→ **PROVIDED RECORDS**
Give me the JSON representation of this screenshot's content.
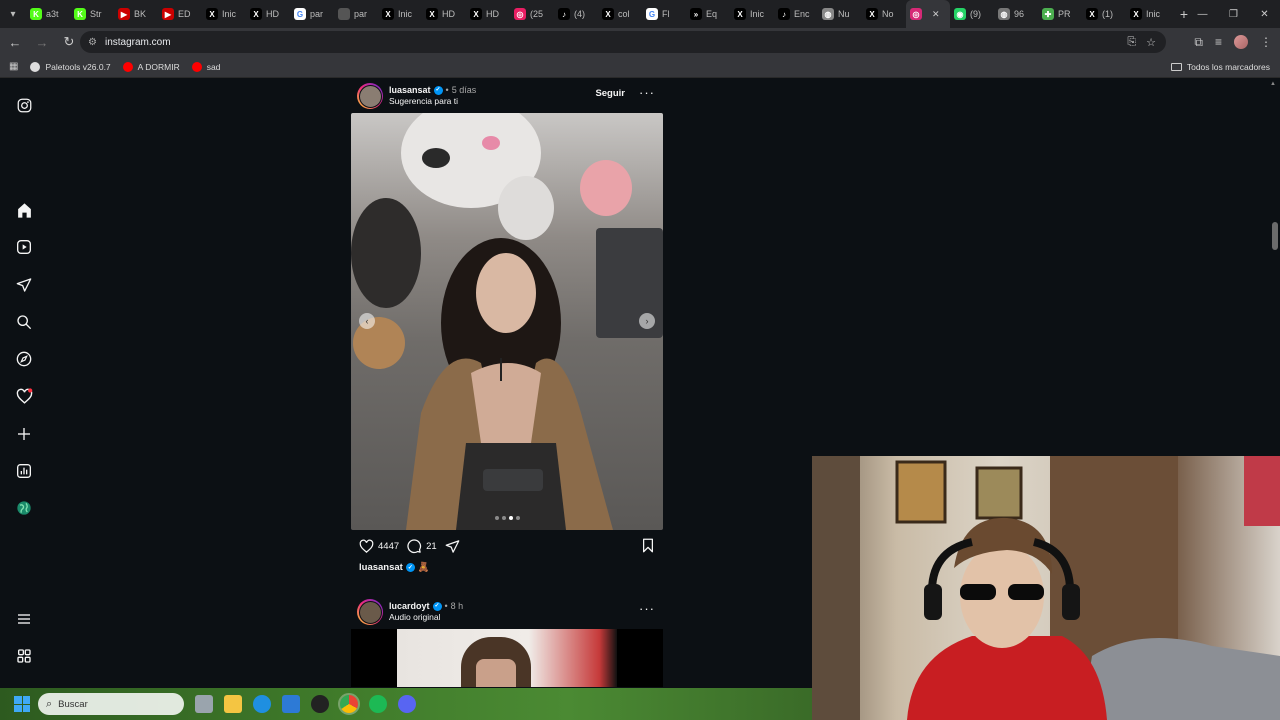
{
  "browser": {
    "tabs": [
      {
        "label": "a3t",
        "color": "#53fc18",
        "glyph": "K"
      },
      {
        "label": "Str",
        "color": "#53fc18",
        "glyph": "K"
      },
      {
        "label": "BK",
        "color": "#cc0000",
        "glyph": "▶"
      },
      {
        "label": "ED",
        "color": "#cc0000",
        "glyph": "▶"
      },
      {
        "label": "Inic",
        "color": "#000000",
        "glyph": "X"
      },
      {
        "label": "HD",
        "color": "#000000",
        "glyph": "X"
      },
      {
        "label": "par",
        "color": "#ffffff",
        "glyph": "G"
      },
      {
        "label": "par",
        "color": "#555555",
        "glyph": ""
      },
      {
        "label": "Inic",
        "color": "#000000",
        "glyph": "X"
      },
      {
        "label": "HD",
        "color": "#000000",
        "glyph": "X"
      },
      {
        "label": "HD",
        "color": "#000000",
        "glyph": "X"
      },
      {
        "label": "(25",
        "color": "#e91e63",
        "glyph": "◎"
      },
      {
        "label": "(4)",
        "color": "#000000",
        "glyph": "♪"
      },
      {
        "label": "col",
        "color": "#000000",
        "glyph": "X"
      },
      {
        "label": "Fl",
        "color": "#ffffff",
        "glyph": "G"
      },
      {
        "label": "Eq",
        "color": "#000000",
        "glyph": "»"
      },
      {
        "label": "Inic",
        "color": "#000000",
        "glyph": "X"
      },
      {
        "label": "Enc",
        "color": "#000000",
        "glyph": "♪"
      },
      {
        "label": "Nu",
        "color": "#888888",
        "glyph": "◍"
      },
      {
        "label": "No",
        "color": "#000000",
        "glyph": "X"
      },
      {
        "label": "",
        "color": "#d62976",
        "glyph": "◎",
        "active": true
      },
      {
        "label": "(9)",
        "color": "#25d366",
        "glyph": "◉"
      },
      {
        "label": "96",
        "color": "#777777",
        "glyph": "◍"
      },
      {
        "label": "PR",
        "color": "#4caf50",
        "glyph": "✚"
      },
      {
        "label": "(1)",
        "color": "#000000",
        "glyph": "X"
      },
      {
        "label": "Inic",
        "color": "#000000",
        "glyph": "X"
      }
    ],
    "url": "instagram.com",
    "bookmarks": [
      {
        "label": "Paletools v26.0.7",
        "color": "#dddddd"
      },
      {
        "label": "A DORMIR",
        "color": "#ff0000"
      },
      {
        "label": "sad",
        "color": "#ff0000"
      }
    ],
    "all_bookmarks_label": "Todos los marcadores"
  },
  "posts": [
    {
      "username": "luasansat",
      "time": "5 días",
      "subtitle": "Sugerencia para ti",
      "follow_label": "Seguir",
      "likes": "4447",
      "comments": "21",
      "caption_user": "luasansat",
      "caption_emoji": "🧸"
    },
    {
      "username": "lucardoyt",
      "time": "8 h",
      "subtitle": "Audio original"
    }
  ],
  "taskbar": {
    "search_placeholder": "Buscar"
  },
  "colors": {
    "background": "#0c1014",
    "verified": "#0095f6",
    "notification_dot": "#ff3040"
  }
}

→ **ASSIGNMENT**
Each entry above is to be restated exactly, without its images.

→ **TASK ANSWER**
Give me the JSON representation of this screenshot's content.
{
  "browser": {
    "tabs": [
      {
        "label": "a3t",
        "color": "#53fc18",
        "glyph": "K"
      },
      {
        "label": "Str",
        "color": "#53fc18",
        "glyph": "K"
      },
      {
        "label": "BK",
        "color": "#cc0000",
        "glyph": "▶"
      },
      {
        "label": "ED",
        "color": "#cc0000",
        "glyph": "▶"
      },
      {
        "label": "Inic",
        "color": "#000000",
        "glyph": "X"
      },
      {
        "label": "HD",
        "color": "#000000",
        "glyph": "X"
      },
      {
        "label": "par",
        "color": "#ffffff",
        "glyph": "G"
      },
      {
        "label": "par",
        "color": "#555555",
        "glyph": ""
      },
      {
        "label": "Inic",
        "color": "#000000",
        "glyph": "X"
      },
      {
        "label": "HD",
        "color": "#000000",
        "glyph": "X"
      },
      {
        "label": "HD",
        "color": "#000000",
        "glyph": "X"
      },
      {
        "label": "(25",
        "color": "#e91e63",
        "glyph": "◎"
      },
      {
        "label": "(4)",
        "color": "#000000",
        "glyph": "♪"
      },
      {
        "label": "col",
        "color": "#000000",
        "glyph": "X"
      },
      {
        "label": "Fl",
        "color": "#ffffff",
        "glyph": "G"
      },
      {
        "label": "Eq",
        "color": "#000000",
        "glyph": "»"
      },
      {
        "label": "Inic",
        "color": "#000000",
        "glyph": "X"
      },
      {
        "label": "Enc",
        "color": "#000000",
        "glyph": "♪"
      },
      {
        "label": "Nu",
        "color": "#888888",
        "glyph": "◍"
      },
      {
        "label": "No",
        "color": "#000000",
        "glyph": "X"
      },
      {
        "label": "",
        "color": "#d62976",
        "glyph": "◎",
        "active": true
      },
      {
        "label": "(9)",
        "color": "#25d366",
        "glyph": "◉"
      },
      {
        "label": "96",
        "color": "#777777",
        "glyph": "◍"
      },
      {
        "label": "PR",
        "color": "#4caf50",
        "glyph": "✚"
      },
      {
        "label": "(1)",
        "color": "#000000",
        "glyph": "X"
      },
      {
        "label": "Inic",
        "color": "#000000",
        "glyph": "X"
      }
    ],
    "url": "instagram.com",
    "bookmarks": [
      {
        "label": "Paletools v26.0.7",
        "color": "#dddddd"
      },
      {
        "label": "A DORMIR",
        "color": "#ff0000"
      },
      {
        "label": "sad",
        "color": "#ff0000"
      }
    ],
    "all_bookmarks_label": "Todos los marcadores"
  },
  "posts": [
    {
      "username": "luasansat",
      "time": "5 días",
      "subtitle": "Sugerencia para ti",
      "follow_label": "Seguir",
      "likes": "4447",
      "comments": "21",
      "caption_user": "luasansat",
      "caption_emoji": "🧸"
    },
    {
      "username": "lucardoyt",
      "time": "8 h",
      "subtitle": "Audio original"
    }
  ],
  "taskbar": {
    "search_placeholder": "Buscar"
  },
  "colors": {
    "background": "#0c1014",
    "verified": "#0095f6",
    "notification_dot": "#ff3040"
  }
}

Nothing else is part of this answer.